Kate Berlant had her own episode on Netflix's The Characters

Netflix has become a go-to destination for anyone wanting to discover new comedic talent. In addition to numerous stand-up comedy specials from some of the biggest names in the industry, the streaming service also shines a light on emerging talent in the form of various comedy series such as "The Standups." One short-lived Netflix comedy series that had a ton of potential was 2016's "The Characters," in which young stars received their own episodes to showcase what they could accomplish in the form of a sketch variety show. Some of the big names that made it on included Lauren Lapkus, Tim Robinson, and, of course, Kate Berlant.

Berlant's episode sees her adopting the persona of an eccentric artist who attempts to reconcile her pedigree with her current job working on a corporate branding campaign. It brings about the kind of absurdism and academia she became famous for within her stand-up sets. Over the course of 30 minutes, she skewers the modern art world, a realm in which she has plenty of personal experience. Her father is acclaimed artist Tony Berlant, whose work has been on display at LACMA and Kohn Gallery. 

She taught the ways of telemarketing in Sorry to Bother You

2018's "Sorry to Bother You" is one of the most bizarre movies to come out in recent memory. However, beyond all of the absurdism lies a story about the dangers of unfettered capitalism, which keeps workers exploited by the upper classes and the ultra-rich. This idea comes to the surface with the fictional company RegalView, and specifically the three managers who teach the workers how to best sell products. Among the upper crust of the company is Diana DeBauchery, played by Kate Berlant.

Diana is the manager who attempts to convince the workers that they don't have a typical "employee-employer" relationship, and that they're actually more like one big family — which is, of course, untrue.

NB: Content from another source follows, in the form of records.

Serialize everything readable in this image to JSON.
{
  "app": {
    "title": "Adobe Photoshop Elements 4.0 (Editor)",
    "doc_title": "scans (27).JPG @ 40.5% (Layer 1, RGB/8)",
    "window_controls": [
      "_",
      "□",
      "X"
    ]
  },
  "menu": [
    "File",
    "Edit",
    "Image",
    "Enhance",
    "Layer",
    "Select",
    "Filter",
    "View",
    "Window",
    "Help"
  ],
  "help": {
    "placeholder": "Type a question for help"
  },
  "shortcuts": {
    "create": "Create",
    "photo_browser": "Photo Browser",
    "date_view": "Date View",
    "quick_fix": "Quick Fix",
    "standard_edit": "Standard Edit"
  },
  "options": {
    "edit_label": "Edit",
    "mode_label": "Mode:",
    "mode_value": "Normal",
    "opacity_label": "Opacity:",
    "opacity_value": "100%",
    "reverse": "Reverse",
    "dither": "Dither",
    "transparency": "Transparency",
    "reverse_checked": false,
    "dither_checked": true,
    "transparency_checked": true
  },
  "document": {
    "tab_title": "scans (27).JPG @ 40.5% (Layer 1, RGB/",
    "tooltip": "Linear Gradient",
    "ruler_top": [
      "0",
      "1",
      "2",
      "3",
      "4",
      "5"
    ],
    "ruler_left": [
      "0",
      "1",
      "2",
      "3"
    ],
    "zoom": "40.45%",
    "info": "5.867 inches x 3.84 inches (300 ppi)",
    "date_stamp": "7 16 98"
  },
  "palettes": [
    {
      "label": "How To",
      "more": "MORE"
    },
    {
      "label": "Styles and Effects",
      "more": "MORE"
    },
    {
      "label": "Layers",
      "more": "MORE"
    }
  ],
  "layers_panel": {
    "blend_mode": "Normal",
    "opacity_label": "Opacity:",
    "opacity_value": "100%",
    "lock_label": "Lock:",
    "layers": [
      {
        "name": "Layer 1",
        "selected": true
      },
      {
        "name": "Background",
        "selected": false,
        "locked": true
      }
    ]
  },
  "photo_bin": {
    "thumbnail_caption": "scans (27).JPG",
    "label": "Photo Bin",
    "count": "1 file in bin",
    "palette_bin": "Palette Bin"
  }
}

As soon as Diana finishes her speech, Cassius (Lakeith Stanfield) asks if being equal, like members of a family are, means callers get paid the same amount of money as managers do. She's quick to inform him that isn't the case, and the exchange makes for one of the most darkly comic scenes in the entire film. 

Kate Berlant sold movie tickets in Once Upon a Time in Hollywood

"Once Upon a Time in Hollywood" is a unique addition to Quentin Tarantino's filmography. Other than the vague notion of fictional actor Rick Dalton (Leonardo DiCaprio) not wanting to end up a has-been, there's not much in the way of plot. Instead, the film focuses on the majesty of creating and viewing movies. This concept is on full display when Sharon Tate (Margot Robbie) goes to the movie theater to watch a film starring herself. There to sell tickets is Kate Berlant's character, who's incredulous that Sharon is actually a famous movie star. 

Naturally, it's an actor's dream to star in a Quentin Tarantino movie, and for Berlant, the opportunity offered a new experience: actually getting a job from an audition rather than her stand-up work. As she explained to Huff Post, "It's so funny because this is truly the first job I've ever gotten from an audition. Everything I've ever done has been because someone has seen my stand-up and they asked me to do it." 

With stand-up, TV, and movies under her belt, expect to find Kate Berlant in plenty more projects to come.